Instructions to follow —
A copy is needed of each line in the records that has the word "Πολιτικής".

Dataset rows for apps and sites

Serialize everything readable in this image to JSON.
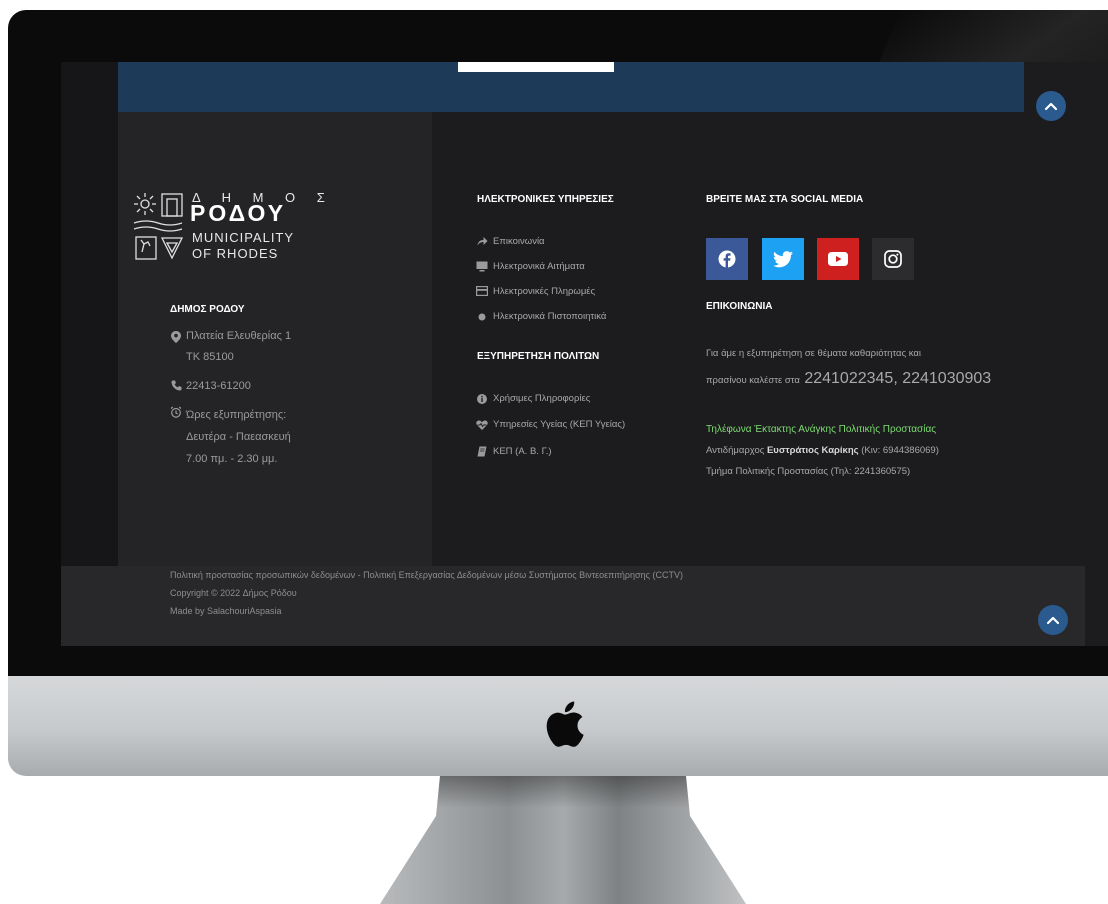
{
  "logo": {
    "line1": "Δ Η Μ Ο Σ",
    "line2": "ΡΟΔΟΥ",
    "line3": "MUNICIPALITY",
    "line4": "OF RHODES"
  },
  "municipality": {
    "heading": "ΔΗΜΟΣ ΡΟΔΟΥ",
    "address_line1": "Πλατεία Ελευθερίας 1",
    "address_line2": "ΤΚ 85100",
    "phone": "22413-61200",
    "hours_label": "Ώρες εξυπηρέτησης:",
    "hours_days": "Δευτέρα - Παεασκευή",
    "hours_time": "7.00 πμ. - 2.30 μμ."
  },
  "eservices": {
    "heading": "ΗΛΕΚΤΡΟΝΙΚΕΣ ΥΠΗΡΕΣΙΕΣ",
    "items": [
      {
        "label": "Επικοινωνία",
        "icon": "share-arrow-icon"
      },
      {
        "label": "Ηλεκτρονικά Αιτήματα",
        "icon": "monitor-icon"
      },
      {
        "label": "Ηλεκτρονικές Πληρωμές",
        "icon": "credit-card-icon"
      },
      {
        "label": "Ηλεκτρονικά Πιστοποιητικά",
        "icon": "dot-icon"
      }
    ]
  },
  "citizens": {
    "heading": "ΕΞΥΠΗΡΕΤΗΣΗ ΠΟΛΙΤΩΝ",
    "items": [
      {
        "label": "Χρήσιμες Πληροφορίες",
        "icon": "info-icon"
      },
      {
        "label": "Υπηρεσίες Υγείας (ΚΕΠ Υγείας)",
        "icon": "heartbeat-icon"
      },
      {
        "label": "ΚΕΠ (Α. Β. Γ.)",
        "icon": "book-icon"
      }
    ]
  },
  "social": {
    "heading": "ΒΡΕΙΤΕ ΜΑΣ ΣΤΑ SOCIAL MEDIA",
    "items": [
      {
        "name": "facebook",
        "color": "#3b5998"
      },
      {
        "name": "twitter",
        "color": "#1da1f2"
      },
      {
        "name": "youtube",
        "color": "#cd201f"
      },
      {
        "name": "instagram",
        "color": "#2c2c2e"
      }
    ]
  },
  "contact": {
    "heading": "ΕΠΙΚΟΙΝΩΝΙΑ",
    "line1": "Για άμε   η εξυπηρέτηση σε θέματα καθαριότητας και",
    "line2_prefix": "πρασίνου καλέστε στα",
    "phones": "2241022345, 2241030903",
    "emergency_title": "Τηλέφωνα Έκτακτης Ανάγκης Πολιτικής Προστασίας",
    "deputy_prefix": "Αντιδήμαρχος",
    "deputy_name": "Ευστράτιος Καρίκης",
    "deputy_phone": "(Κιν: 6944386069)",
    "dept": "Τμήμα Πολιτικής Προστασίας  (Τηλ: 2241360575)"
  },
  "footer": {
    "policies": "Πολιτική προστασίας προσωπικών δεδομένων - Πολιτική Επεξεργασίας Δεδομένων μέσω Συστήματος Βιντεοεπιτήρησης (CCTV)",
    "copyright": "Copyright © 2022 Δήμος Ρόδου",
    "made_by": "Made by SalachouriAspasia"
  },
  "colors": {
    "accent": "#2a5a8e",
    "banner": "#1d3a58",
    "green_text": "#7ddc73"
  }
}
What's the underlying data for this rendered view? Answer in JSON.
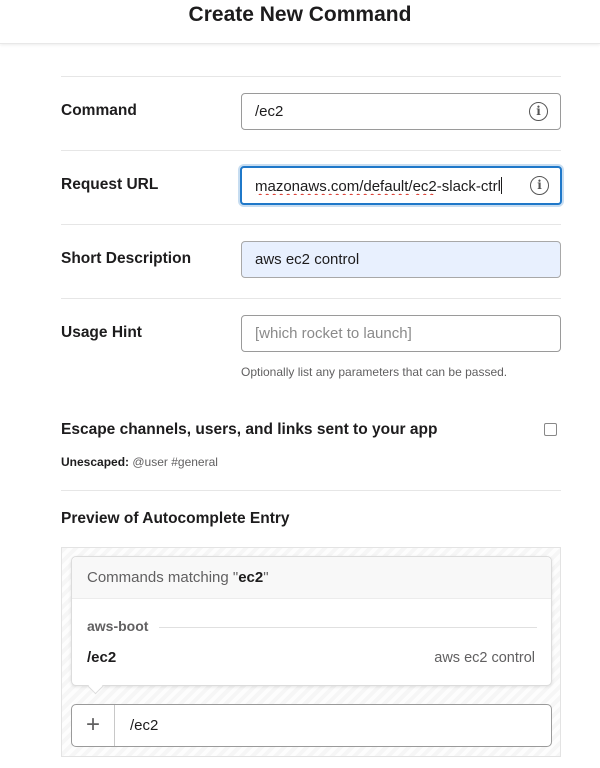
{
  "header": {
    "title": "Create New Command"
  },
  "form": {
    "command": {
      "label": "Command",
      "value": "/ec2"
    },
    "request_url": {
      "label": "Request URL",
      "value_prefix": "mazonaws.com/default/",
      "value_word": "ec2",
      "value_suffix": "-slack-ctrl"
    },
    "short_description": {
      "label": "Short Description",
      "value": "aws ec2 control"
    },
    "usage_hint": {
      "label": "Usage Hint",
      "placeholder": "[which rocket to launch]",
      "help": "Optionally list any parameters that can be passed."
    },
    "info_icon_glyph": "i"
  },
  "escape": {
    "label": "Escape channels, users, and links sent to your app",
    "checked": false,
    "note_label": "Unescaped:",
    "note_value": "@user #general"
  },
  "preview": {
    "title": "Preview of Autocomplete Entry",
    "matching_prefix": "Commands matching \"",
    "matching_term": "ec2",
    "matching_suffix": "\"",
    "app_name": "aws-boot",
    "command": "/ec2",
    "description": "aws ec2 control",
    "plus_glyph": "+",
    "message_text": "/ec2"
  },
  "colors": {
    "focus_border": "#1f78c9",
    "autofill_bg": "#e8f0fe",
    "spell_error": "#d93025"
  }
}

Answer box —
    "emergency_title": "Τηλέφωνα Έκτακτης Ανάγκης Πολιτικής Προστασίας",
    "dept": "Τμήμα Πολιτικής Προστασίας  (Τηλ: 2241360575)"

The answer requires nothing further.